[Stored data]
----------------

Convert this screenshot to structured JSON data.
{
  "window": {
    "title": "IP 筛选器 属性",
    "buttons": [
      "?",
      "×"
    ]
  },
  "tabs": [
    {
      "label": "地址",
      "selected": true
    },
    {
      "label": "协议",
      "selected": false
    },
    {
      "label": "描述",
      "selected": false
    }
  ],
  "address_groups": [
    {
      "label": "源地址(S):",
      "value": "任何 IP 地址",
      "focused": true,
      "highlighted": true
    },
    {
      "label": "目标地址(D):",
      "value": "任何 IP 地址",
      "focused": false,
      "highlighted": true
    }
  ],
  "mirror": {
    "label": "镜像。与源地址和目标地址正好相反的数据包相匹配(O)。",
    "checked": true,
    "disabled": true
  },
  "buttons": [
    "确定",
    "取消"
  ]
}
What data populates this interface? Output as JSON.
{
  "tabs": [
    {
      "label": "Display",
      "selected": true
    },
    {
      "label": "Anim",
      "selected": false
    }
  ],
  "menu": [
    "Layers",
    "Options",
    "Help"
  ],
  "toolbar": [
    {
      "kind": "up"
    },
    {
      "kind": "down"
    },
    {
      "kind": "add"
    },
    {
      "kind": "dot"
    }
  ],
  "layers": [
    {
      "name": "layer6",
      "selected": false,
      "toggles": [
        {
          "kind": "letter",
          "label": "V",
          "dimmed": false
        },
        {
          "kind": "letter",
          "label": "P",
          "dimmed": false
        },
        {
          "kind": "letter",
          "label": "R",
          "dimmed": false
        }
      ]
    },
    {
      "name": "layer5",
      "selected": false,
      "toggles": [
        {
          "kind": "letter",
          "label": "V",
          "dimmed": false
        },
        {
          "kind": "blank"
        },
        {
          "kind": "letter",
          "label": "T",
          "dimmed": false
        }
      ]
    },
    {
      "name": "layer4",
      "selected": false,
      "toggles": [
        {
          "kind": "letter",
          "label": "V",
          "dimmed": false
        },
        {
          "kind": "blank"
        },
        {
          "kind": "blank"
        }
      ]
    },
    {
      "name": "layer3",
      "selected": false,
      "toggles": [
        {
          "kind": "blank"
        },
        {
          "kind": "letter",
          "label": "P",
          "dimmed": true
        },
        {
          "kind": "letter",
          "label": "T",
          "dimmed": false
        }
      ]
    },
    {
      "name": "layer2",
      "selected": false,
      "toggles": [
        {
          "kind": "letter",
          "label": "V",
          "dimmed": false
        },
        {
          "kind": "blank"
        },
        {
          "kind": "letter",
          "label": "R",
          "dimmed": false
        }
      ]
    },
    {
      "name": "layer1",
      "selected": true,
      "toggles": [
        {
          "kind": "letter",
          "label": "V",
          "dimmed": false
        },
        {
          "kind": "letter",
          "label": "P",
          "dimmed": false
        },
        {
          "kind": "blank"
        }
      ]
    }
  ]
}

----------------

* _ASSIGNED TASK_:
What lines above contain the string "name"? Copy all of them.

* _ANSWER TO THIS EXERCISE_:
      "name": "layer6",
      "name": "layer5",
      "name": "layer4",
      "name": "layer3",
      "name": "layer2",
      "name": "layer1",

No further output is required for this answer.